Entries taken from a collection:
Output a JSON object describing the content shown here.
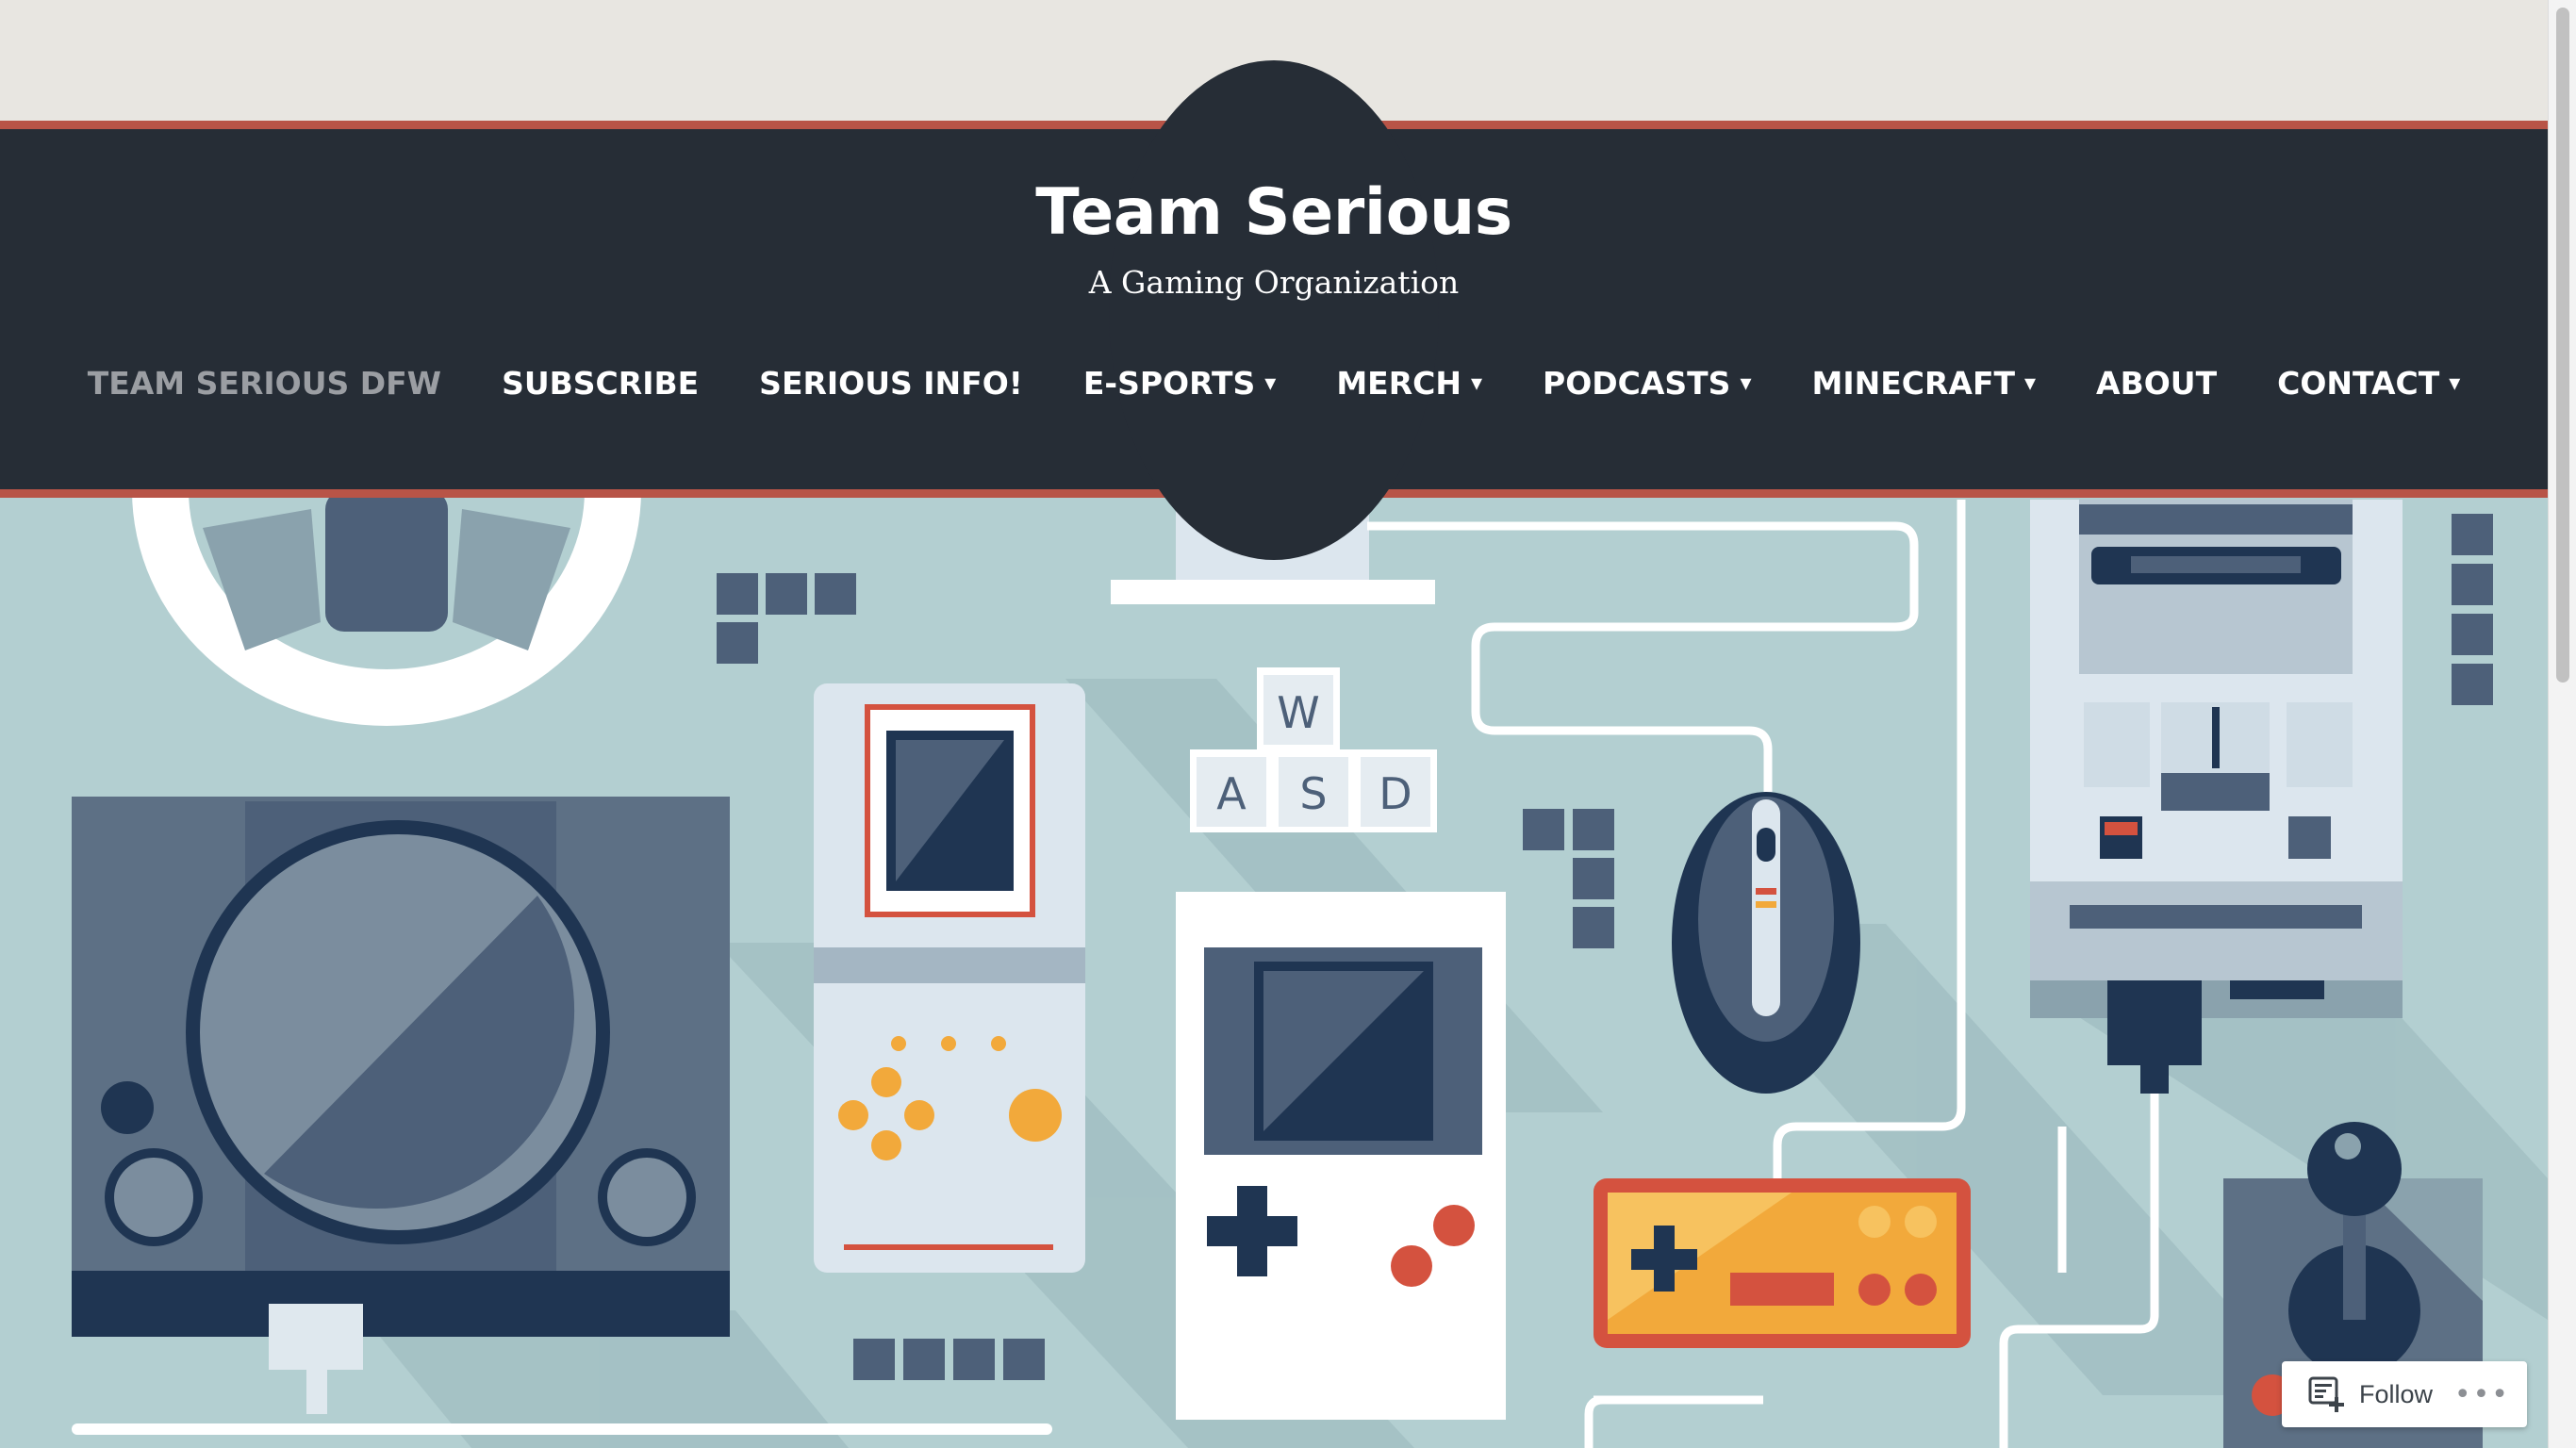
{
  "site": {
    "title": "Team Serious",
    "tagline": "A Gaming Organization"
  },
  "nav": {
    "items": [
      {
        "label": "TEAM SERIOUS DFW",
        "current": true,
        "dropdown": false
      },
      {
        "label": "SUBSCRIBE",
        "current": false,
        "dropdown": false
      },
      {
        "label": "SERIOUS INFO!",
        "current": false,
        "dropdown": false
      },
      {
        "label": "E-SPORTS",
        "current": false,
        "dropdown": true
      },
      {
        "label": "MERCH",
        "current": false,
        "dropdown": true
      },
      {
        "label": "PODCASTS",
        "current": false,
        "dropdown": true
      },
      {
        "label": "MINECRAFT",
        "current": false,
        "dropdown": true
      },
      {
        "label": "ABOUT",
        "current": false,
        "dropdown": false
      },
      {
        "label": "CONTACT",
        "current": false,
        "dropdown": true
      }
    ],
    "dropdown_glyph": "▾"
  },
  "hero": {
    "keycaps": [
      "W",
      "A",
      "S",
      "D"
    ]
  },
  "follow_widget": {
    "label": "Follow",
    "icon": "reader-follow-icon",
    "more_icon": "ellipsis-icon",
    "more_glyph": "•••"
  },
  "colors": {
    "header_bg": "#262d36",
    "accent_stripe": "#b85447",
    "hero_bg": "#b3cfd1",
    "top_band": "#e8e6e1",
    "nav_current": "#9b9ea3",
    "nav_text": "#ffffff"
  }
}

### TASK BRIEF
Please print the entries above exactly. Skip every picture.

### ANSWER BOX
Output a JSON object describing the content shown here.
{
  "site": {
    "title": "Team Serious",
    "tagline": "A Gaming Organization"
  },
  "nav": {
    "items": [
      {
        "label": "TEAM SERIOUS DFW",
        "current": true,
        "dropdown": false
      },
      {
        "label": "SUBSCRIBE",
        "current": false,
        "dropdown": false
      },
      {
        "label": "SERIOUS INFO!",
        "current": false,
        "dropdown": false
      },
      {
        "label": "E-SPORTS",
        "current": false,
        "dropdown": true
      },
      {
        "label": "MERCH",
        "current": false,
        "dropdown": true
      },
      {
        "label": "PODCASTS",
        "current": false,
        "dropdown": true
      },
      {
        "label": "MINECRAFT",
        "current": false,
        "dropdown": true
      },
      {
        "label": "ABOUT",
        "current": false,
        "dropdown": false
      },
      {
        "label": "CONTACT",
        "current": false,
        "dropdown": true
      }
    ],
    "dropdown_glyph": "▾"
  },
  "hero": {
    "keycaps": [
      "W",
      "A",
      "S",
      "D"
    ]
  },
  "follow_widget": {
    "label": "Follow",
    "icon": "reader-follow-icon",
    "more_icon": "ellipsis-icon",
    "more_glyph": "•••"
  },
  "colors": {
    "header_bg": "#262d36",
    "accent_stripe": "#b85447",
    "hero_bg": "#b3cfd1",
    "top_band": "#e8e6e1",
    "nav_current": "#9b9ea3",
    "nav_text": "#ffffff"
  }
}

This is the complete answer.